C Spire announced it launched its app-based streaming TV service this week. Back in April, the wireless operator reported it was in the final stages of beta testing the video service and it would only be available to customers of C Spire’s gigabit internet product across Mississippi. Subscribers don’t need set-tops and can watch across various devices since C Spire TV uses an app designed to run on streaming devices including Amazon Fire TV, Android TV, and Apple TV.
If you follow news around virtual reality (VR) even in a relatively casual way, you probably know it has something of a content dilemma. While headset devices and advanced broadband networking technology exist to make it run, more killer content is key for widespread takeoff. Gaming has been called out as the low-hanging fruit, but streaming of sporting events in VR also has gained significant attention in the last couple years.
Conax entered into a reseller agreement with ZTE Corp. in which Conax’s Connected Access next-generation IPTV security client is bundled with ZTE’s complete offering targeting the global IPTV market. The companies report the Conax Connected Access multipurpose security client provides ZTE’s operator offering with content protection for IPTV and OTT, enabling ZTE to position for new markets.
Muck Rack makes it simple to find people, tweets, or articles that mention any name, keyword, company, hashtag etc. We've compiled this guide to help you make the most of your search.
Selecting a term
Start searching tweets, articles from media outlets, articles mentioned in tweets, journalists'
names, titles and bios with some suggested searches:
Companies or Topics (e.g. iPhone, Microsoft)
Phrases (e.g. "cloud computing") — use quotes to keep the terms together
Twitter handles (e.g. @username) — returns those who have mentioned or replied to
Names (e.g. "David Pogue")
Hashtags (e.g. #sxsw, #london2012)
Bio details (e.g. vegan, Olympics, father)
Muck Rack's Advanced Search allows for many boolean operators.
Find results that mention multiple specified terms, use AND or
+. For example, ensure each result contains both Elon Musk and Mark Zuckerberg by
searching Obama AND Romney or Obama + Romney.
Use the operators OR or , to broaden your search when you'd like either of
multiple terms to appear in results. (This is the default behavior of our search when no operators
are used.) For example, search for democrat OR republican to find results that refer to
Democrats and/or Republicans.
Use NOT or - to subtract results from your search. For
example, searching Disney will yield results about the Walt Disney Company as well as Walt Disney
World Resort. To exclude mentions of Disney World, search for Disney -World or Disney
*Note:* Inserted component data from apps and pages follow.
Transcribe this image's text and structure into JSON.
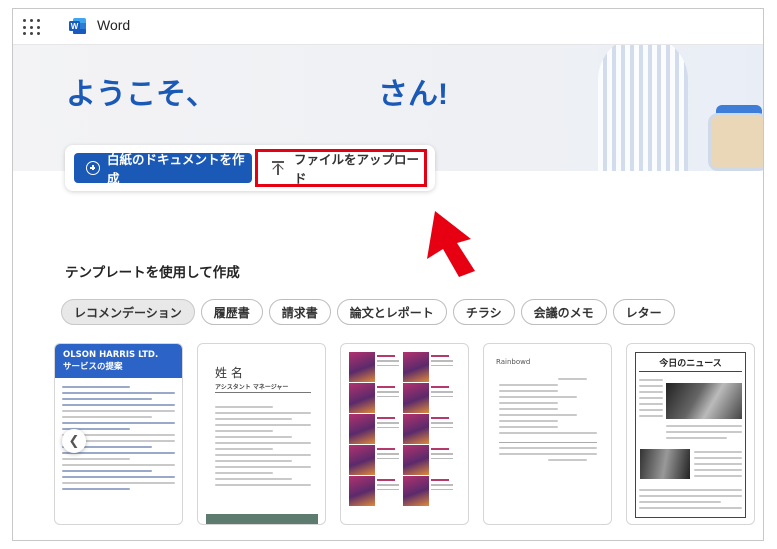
{
  "app": {
    "name": "Word",
    "waffle_icon": "app-launcher-icon",
    "logo_icon": "word-logo-icon",
    "accent": "#1b59b7"
  },
  "hero": {
    "greeting_prefix": "ようこそ、",
    "greeting_suffix": "さん!"
  },
  "actions": {
    "new_blank_label": "白紙のドキュメントを作成",
    "upload_label": "ファイルをアップロード",
    "highlight_color": "#e60012"
  },
  "templates": {
    "section_title": "テンプレートを使用して作成",
    "filters": [
      {
        "label": "レコメンデーション",
        "selected": true
      },
      {
        "label": "履歴書",
        "selected": false
      },
      {
        "label": "請求書",
        "selected": false
      },
      {
        "label": "論文とレポート",
        "selected": false
      },
      {
        "label": "チラシ",
        "selected": false
      },
      {
        "label": "会議のメモ",
        "selected": false
      },
      {
        "label": "レター",
        "selected": false
      }
    ],
    "cards": [
      {
        "heading": "OLSON HARRIS LTD.",
        "subheading": "サービスの提案"
      },
      {
        "name": "姓 名",
        "role": "アシスタント マネージャー"
      },
      {
        "label": "Bella Person"
      },
      {
        "label": "Rainbowd"
      },
      {
        "title": "今日のニュース"
      }
    ]
  }
}
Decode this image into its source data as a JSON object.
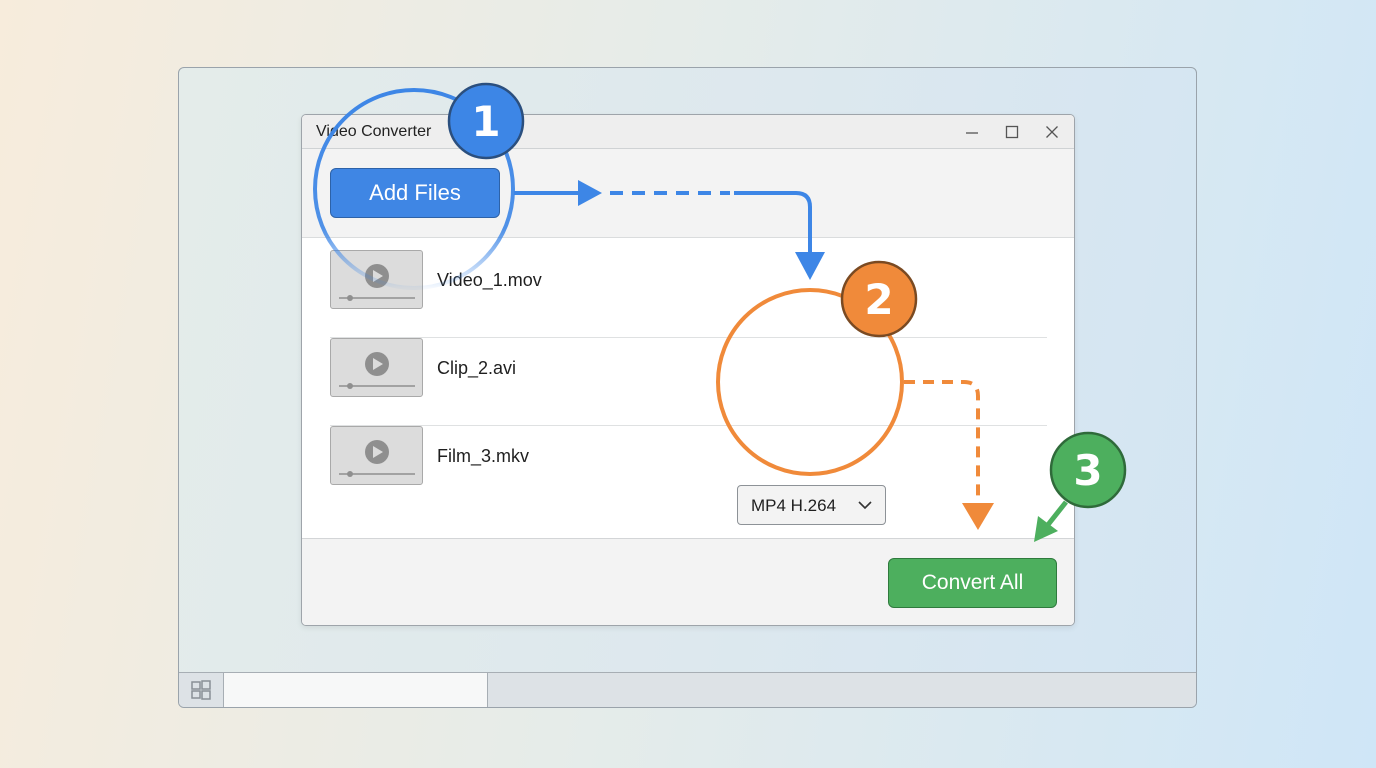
{
  "window": {
    "title": "Video Converter",
    "controls": [
      "minimize-icon",
      "maximize-icon",
      "close-icon"
    ]
  },
  "toolbar": {
    "add_files_label": "Add Files"
  },
  "files": [
    {
      "name": "Video_1.mov",
      "icon": "video-thumbnail-icon"
    },
    {
      "name": "Clip_2.avi",
      "icon": "video-thumbnail-icon"
    },
    {
      "name": "Film_3.mkv",
      "icon": "video-thumbnail-icon"
    }
  ],
  "format_select": {
    "value": "MP4 H.264",
    "icon": "chevron-down-icon"
  },
  "footer": {
    "convert_all_label": "Convert All"
  },
  "steps": [
    {
      "number": "1",
      "color": "#3d86e6"
    },
    {
      "number": "2",
      "color": "#f08a3a"
    },
    {
      "number": "3",
      "color": "#4daf5e"
    }
  ],
  "taskbar": {
    "start_icon": "windows-logo-icon"
  },
  "colors": {
    "primary_blue": "#3f86e4",
    "highlight_orange": "#f08a3a",
    "success_green": "#4daf5e"
  }
}
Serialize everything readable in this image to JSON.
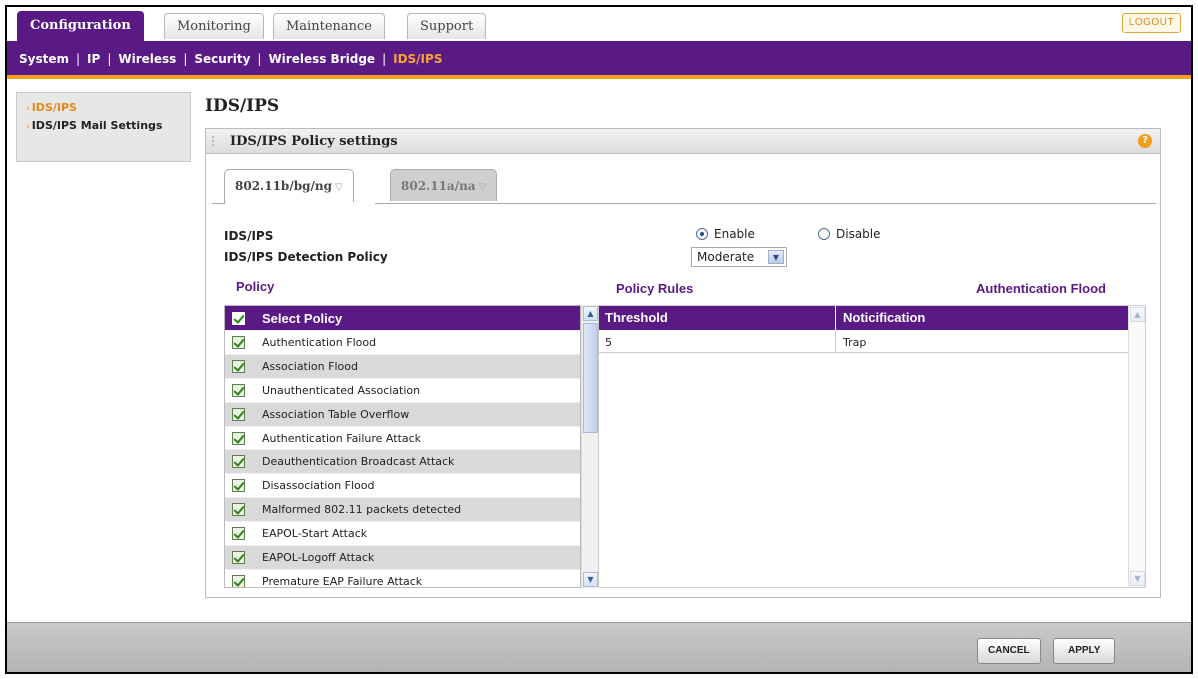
{
  "top_tabs": [
    {
      "label": "Configuration",
      "active": true
    },
    {
      "label": "Monitoring",
      "active": false
    },
    {
      "label": "Maintenance",
      "active": false
    },
    {
      "label": "Support",
      "active": false
    }
  ],
  "logout_label": "LOGOUT",
  "subnav": [
    {
      "label": "System",
      "active": false
    },
    {
      "label": "IP",
      "active": false
    },
    {
      "label": "Wireless",
      "active": false
    },
    {
      "label": "Security",
      "active": false
    },
    {
      "label": "Wireless Bridge",
      "active": false
    },
    {
      "label": "IDS/IPS",
      "active": true
    }
  ],
  "left_menu": [
    {
      "label": "IDS/IPS",
      "active": true
    },
    {
      "label": "IDS/IPS Mail Settings",
      "active": false
    }
  ],
  "page_title": "IDS/IPS",
  "panel": {
    "title": "IDS/IPS Policy settings",
    "help_icon": "?",
    "band_tabs": [
      {
        "label": "802.11b/bg/ng",
        "active": true
      },
      {
        "label": "802.11a/na",
        "active": false
      }
    ],
    "ids_ips_label": "IDS/IPS",
    "enable_label": "Enable",
    "disable_label": "Disable",
    "enabled": true,
    "detection_policy_label": "IDS/IPS Detection Policy",
    "detection_policy_value": "Moderate",
    "policy_heading": "Policy",
    "policy_rules_heading": "Policy Rules",
    "selected_policy_heading": "Authentication Flood",
    "select_policy_header": "Select Policy",
    "policies": [
      "Authentication Flood",
      "Association Flood",
      "Unauthenticated Association",
      "Association Table Overflow",
      "Authentication Failure Attack",
      "Deauthentication Broadcast Attack",
      "Disassociation Flood",
      "Malformed 802.11 packets detected",
      "EAPOL-Start Attack",
      "EAPOL-Logoff Attack",
      "Premature EAP Failure Attack"
    ],
    "rules_columns": [
      "Threshold",
      "Noticification"
    ],
    "rules_rows": [
      {
        "threshold": "5",
        "notification": "Trap"
      }
    ]
  },
  "buttons": {
    "cancel": "CANCEL",
    "apply": "APPLY"
  },
  "colors": {
    "brand_purple": "#5a1a86",
    "accent_orange": "#f29e1a"
  }
}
When using one of these operators with a phrase, enclose it in quotation marks. For example, you can
find results about smartphones excluding Apple's iPhone 4S by searching smartphone -"iPhone
Exact case matching or punctuation
If you're searching for a brand name or keyword that relies on specific punctuation marks or capitalization, you can
find results that match your exact query by adding matchcase: before the keyword you're searching for, like matchcase:E*TRADE .
Use parentheses to separate multiple
boolean phrases. For example, to find journalists talking about having fun in Disney World or
Disneyland, search for ("disney world" OR disneyland) AND fun.
An asterisk can be used to search for any variation of a root word truncated by the asterisk. For example, searching for admin* will return results for administrator, administration, administer, administered, etc.
A near operator is an AND operator where you can control the distance between the words. You can vary the distance the near operation uses by adding a forward slash and number (between 0-99) such as strawberries NEAR/10 "whipped cream", which means the strawberries must exist within 10 words of "whipped cream".